Q2: U.S. Solar and Wind Power by the Numbers

Essential Energy Insights - September 17, 2020

Essential Energy Insights September 2020

Rate case activity slips, COVID-19 proceedings remain at the forefront in August


Mont. regulators extend small renewable power supply contracts to 15 years

Months after limiting electricity supply arrangements with small renewable energy projects to 10 years, Montana regulators said they will allow such contracts to last up to 15 years.

The Montana Public Service Commission's June 22 vote to set standard rates and contract terms for qualifying facilities, which are small renewable energy projects of up to 3 MW, was not received well. Some Montana lawmakers called the decision to set standard contracts for small qualifying facilities at a maximum of 10 years, with a pricing adjustment after five years, "unlawful."
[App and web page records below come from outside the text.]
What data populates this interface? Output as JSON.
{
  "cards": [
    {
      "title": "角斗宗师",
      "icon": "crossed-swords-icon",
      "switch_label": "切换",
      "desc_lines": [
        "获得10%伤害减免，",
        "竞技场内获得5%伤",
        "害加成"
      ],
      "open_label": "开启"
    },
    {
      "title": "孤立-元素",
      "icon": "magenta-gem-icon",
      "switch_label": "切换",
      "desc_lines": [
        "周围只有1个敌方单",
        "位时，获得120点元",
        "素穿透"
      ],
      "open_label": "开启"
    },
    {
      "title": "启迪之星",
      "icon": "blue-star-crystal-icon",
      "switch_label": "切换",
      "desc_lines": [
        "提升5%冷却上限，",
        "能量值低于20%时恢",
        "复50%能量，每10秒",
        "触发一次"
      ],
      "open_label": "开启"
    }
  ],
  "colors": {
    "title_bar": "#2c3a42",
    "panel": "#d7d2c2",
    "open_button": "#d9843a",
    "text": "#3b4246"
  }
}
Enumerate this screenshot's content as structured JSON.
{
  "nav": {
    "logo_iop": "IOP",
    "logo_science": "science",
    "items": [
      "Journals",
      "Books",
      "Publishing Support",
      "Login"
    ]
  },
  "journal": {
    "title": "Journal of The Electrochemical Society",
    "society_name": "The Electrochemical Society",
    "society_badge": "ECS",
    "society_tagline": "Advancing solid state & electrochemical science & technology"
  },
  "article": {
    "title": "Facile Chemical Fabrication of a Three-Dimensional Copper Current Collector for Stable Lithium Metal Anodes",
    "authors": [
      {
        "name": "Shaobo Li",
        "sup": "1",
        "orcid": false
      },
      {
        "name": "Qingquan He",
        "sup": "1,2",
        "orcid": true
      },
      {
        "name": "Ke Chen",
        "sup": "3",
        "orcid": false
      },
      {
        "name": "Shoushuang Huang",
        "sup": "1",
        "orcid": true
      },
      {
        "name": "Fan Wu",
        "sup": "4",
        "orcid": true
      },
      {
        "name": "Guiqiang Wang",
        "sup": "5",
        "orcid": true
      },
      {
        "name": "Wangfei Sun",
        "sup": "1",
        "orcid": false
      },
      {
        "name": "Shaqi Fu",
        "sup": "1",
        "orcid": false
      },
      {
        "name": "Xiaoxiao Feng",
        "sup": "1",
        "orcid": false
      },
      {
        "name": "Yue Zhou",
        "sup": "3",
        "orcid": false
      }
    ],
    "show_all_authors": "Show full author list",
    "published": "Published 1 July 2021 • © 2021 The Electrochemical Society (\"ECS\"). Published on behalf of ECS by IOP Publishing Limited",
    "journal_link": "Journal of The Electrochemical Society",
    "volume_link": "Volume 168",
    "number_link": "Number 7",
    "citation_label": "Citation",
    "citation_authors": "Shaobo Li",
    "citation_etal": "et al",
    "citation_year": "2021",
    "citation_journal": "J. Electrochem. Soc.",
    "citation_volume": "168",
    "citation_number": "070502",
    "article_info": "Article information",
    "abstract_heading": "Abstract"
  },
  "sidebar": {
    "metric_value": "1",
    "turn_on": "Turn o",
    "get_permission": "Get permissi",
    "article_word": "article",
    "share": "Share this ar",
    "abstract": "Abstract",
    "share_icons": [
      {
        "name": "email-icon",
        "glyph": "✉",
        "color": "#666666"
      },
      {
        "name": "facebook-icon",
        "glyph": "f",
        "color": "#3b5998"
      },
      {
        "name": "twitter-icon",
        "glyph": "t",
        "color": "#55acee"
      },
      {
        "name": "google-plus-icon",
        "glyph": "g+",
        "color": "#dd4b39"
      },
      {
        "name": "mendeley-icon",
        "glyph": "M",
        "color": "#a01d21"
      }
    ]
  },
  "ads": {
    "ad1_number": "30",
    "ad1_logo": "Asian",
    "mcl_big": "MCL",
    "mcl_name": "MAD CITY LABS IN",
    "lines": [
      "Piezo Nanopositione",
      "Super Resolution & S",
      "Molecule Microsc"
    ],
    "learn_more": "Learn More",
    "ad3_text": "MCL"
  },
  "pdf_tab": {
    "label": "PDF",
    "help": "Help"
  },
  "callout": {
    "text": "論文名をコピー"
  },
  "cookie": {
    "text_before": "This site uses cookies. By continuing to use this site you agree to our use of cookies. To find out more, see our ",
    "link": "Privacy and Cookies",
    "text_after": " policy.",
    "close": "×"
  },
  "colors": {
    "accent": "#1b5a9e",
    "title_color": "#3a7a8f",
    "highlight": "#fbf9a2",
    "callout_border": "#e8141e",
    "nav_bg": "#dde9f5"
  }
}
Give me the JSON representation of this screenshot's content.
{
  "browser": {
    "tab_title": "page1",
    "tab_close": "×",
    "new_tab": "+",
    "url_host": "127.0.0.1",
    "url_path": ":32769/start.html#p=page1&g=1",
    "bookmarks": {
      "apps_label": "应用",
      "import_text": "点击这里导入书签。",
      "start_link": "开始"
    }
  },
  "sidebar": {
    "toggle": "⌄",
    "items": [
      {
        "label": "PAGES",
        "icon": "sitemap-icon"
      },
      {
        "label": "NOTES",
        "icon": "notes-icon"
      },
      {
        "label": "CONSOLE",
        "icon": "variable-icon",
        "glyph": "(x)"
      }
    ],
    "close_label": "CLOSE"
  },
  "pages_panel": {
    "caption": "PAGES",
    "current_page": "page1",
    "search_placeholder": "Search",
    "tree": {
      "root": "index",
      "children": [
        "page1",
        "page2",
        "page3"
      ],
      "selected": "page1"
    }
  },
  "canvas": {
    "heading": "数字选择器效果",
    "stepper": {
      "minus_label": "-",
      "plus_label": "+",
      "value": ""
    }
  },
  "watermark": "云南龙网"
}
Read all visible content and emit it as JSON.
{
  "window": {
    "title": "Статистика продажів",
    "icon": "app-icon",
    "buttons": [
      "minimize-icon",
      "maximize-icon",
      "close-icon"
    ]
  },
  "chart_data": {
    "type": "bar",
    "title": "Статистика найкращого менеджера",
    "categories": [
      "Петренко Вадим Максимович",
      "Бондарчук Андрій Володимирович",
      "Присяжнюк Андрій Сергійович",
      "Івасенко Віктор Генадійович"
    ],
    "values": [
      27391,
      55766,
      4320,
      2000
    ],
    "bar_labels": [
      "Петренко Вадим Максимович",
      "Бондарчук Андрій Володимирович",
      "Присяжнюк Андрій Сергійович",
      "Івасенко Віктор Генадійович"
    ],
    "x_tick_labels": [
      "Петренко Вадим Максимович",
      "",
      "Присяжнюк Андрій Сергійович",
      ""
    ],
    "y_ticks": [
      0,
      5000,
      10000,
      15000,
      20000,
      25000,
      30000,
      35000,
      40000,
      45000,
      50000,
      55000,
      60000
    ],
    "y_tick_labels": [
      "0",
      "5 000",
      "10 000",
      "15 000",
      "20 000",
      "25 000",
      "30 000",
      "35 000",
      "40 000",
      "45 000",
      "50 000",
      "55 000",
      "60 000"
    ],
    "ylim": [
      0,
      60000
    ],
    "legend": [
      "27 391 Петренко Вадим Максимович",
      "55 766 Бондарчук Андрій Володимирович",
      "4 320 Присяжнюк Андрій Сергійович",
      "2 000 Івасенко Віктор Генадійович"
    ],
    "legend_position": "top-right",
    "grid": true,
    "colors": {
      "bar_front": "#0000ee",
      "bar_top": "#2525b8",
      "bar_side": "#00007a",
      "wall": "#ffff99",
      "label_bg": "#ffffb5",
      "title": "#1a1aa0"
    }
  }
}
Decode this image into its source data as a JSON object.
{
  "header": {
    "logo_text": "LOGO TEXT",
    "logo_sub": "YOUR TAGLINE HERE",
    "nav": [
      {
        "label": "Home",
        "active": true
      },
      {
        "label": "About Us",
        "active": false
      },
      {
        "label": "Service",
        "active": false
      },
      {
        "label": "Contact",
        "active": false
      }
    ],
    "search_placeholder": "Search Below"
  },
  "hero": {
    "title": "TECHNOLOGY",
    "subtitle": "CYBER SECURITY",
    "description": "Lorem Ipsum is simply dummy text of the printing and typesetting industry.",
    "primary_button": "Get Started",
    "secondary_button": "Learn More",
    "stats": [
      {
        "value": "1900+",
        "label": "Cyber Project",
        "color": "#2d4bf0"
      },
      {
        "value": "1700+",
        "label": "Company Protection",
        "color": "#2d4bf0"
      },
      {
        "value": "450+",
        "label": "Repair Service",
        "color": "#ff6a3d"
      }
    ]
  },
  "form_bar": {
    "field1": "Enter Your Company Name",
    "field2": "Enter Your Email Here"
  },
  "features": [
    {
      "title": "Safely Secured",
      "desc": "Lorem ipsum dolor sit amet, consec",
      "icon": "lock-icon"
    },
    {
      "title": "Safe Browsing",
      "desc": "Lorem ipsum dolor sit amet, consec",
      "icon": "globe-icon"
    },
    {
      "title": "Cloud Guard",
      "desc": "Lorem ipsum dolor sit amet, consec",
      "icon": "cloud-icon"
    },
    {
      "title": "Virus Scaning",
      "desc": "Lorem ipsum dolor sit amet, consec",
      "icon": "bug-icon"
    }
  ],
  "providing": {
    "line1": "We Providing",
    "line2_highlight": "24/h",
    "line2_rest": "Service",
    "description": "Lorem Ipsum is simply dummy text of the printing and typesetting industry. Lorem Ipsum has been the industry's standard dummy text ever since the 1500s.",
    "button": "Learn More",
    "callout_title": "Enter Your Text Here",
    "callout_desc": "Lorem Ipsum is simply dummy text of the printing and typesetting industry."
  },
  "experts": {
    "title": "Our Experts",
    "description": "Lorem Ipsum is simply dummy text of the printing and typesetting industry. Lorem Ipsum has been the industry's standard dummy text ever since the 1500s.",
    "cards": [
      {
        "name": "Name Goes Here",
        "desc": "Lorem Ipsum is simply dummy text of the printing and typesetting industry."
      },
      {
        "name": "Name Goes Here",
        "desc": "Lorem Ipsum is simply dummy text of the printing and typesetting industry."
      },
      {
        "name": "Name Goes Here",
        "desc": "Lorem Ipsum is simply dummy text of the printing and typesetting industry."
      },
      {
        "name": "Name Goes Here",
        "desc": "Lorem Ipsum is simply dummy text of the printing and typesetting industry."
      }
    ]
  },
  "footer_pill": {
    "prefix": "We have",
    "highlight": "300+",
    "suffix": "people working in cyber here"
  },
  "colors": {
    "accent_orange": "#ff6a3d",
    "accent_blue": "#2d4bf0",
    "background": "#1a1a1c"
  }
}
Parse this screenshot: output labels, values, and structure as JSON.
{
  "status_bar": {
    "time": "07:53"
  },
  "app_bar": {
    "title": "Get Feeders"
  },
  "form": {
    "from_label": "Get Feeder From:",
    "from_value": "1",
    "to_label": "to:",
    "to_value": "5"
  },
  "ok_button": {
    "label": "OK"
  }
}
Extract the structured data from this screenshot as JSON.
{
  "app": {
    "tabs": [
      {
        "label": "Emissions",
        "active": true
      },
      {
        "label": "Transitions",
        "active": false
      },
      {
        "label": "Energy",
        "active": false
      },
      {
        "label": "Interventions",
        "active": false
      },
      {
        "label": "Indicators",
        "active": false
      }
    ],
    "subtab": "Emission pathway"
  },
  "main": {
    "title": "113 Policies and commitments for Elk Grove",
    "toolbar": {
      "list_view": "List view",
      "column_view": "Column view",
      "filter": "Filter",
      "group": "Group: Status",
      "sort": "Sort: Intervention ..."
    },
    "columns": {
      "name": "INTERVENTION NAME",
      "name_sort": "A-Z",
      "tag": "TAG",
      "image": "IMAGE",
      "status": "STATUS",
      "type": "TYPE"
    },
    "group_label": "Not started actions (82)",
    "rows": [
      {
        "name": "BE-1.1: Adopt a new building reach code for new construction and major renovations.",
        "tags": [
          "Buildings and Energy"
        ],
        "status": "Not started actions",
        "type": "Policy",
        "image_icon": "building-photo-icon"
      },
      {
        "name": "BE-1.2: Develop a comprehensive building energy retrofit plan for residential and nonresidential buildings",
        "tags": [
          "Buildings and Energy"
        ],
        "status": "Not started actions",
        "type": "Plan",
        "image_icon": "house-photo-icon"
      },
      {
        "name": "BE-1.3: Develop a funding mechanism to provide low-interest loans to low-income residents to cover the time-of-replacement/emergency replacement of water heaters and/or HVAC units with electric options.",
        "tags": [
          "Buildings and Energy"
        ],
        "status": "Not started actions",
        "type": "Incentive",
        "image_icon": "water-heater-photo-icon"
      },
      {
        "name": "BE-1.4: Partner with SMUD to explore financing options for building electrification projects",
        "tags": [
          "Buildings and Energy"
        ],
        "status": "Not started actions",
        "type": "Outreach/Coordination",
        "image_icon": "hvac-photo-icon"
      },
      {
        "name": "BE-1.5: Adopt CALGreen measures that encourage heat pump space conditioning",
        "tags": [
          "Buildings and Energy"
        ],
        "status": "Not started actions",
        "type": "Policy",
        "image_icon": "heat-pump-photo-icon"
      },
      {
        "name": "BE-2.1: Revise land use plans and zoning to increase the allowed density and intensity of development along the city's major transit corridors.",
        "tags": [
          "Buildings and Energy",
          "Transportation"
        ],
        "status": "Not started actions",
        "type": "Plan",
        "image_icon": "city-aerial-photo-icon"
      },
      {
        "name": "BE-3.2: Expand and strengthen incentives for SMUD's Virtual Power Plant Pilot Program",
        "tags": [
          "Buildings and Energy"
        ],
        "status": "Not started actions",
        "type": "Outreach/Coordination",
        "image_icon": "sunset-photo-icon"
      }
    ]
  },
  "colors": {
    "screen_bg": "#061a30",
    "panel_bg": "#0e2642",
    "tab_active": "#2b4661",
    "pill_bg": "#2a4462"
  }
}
Others, including Vote Solar and the Montana Environmental Information Center; FLS Energy and Cypress Creek Renewables; and NorthWestern Corp., which does business in Montana as NorthWestern Energy and is the state's largest electric utility, urged the PSC to reconsider the order. The PSC on Oct. 5 agreed to take up reconsideration of that order and voted 4-1 to increase the maximum length of the contracts of the projects to 15 years.

A written order was not available on the PSC website Oct. 9, but the commission explained its decision in a press release.

The PSC said it declined to adopt a number of other proposed changes to its order, including modifications to the capacity payment given to solar and whether to include a hypothetical carbon price adder to payments to renewable generators.

PSC Chairman Brad Johnson in a statement said regulators listened closely to different motions and "welcomed the opportunity to further improve on our final order through the reconsideration process."

Commissioner Bob Lake said a 15-year contract protects ratepayers and gives investors certainty to proceed with energy projects in Montana.

Commissioner Roger Koopman opposed the increased contract lengths, saying he thinks 10-year contracts "were entirely fair and equitable, while providing much stronger protection to ratepayers."

Koopman said nothing has changed since the commission made its June decision.

"Adding another five years to level rate contracts increases the over-charge risk to consumers exponentially," he said. "Many examples of this already exist, where Montana ratepayers are forced to pay rates that are dramatically above market, due to very long-term QF power purchase contracts."

The PSC explained that the Public Utility Regulatory Policies Act, or PURPA, requires utilities like NorthWestern to purchase power from small renewable energy projects at what it would otherwise cost the utility to purchase the same amount of energy and capacity provided by the facility, known as the utility's "avoided cost." At the end of the 15-year contract term, if PURPA remains in effect, the utility will be required to continue purchasing electricity from the QF at an updated rate, which reflects the utility's avoided cost at that time, the PSC said.

The PSC said it also reaffirmed by a 4-1 vote its ruling that the 15-year limit applies to all new power plants, regardless of ownership or resource type, not just the small renewable generators. Lake dissented, the PSC said.

Regulators will take up this matter in NorthWestern's ongoing resource planning process, in which the utility has previously suggested that it plans to own or contract with a substantial number of gas-fired generators in the future.

The rate available to qualifying facilities under the commission's modified order breaks up payments to solar qualifying facilities into two separate time periods. During times in which demand for energy is high, NorthWestern must pay $37.26 per MWh, but when demand drops off, the rate falls to $28.14 per MWh. (Docket No. D2016.5.39)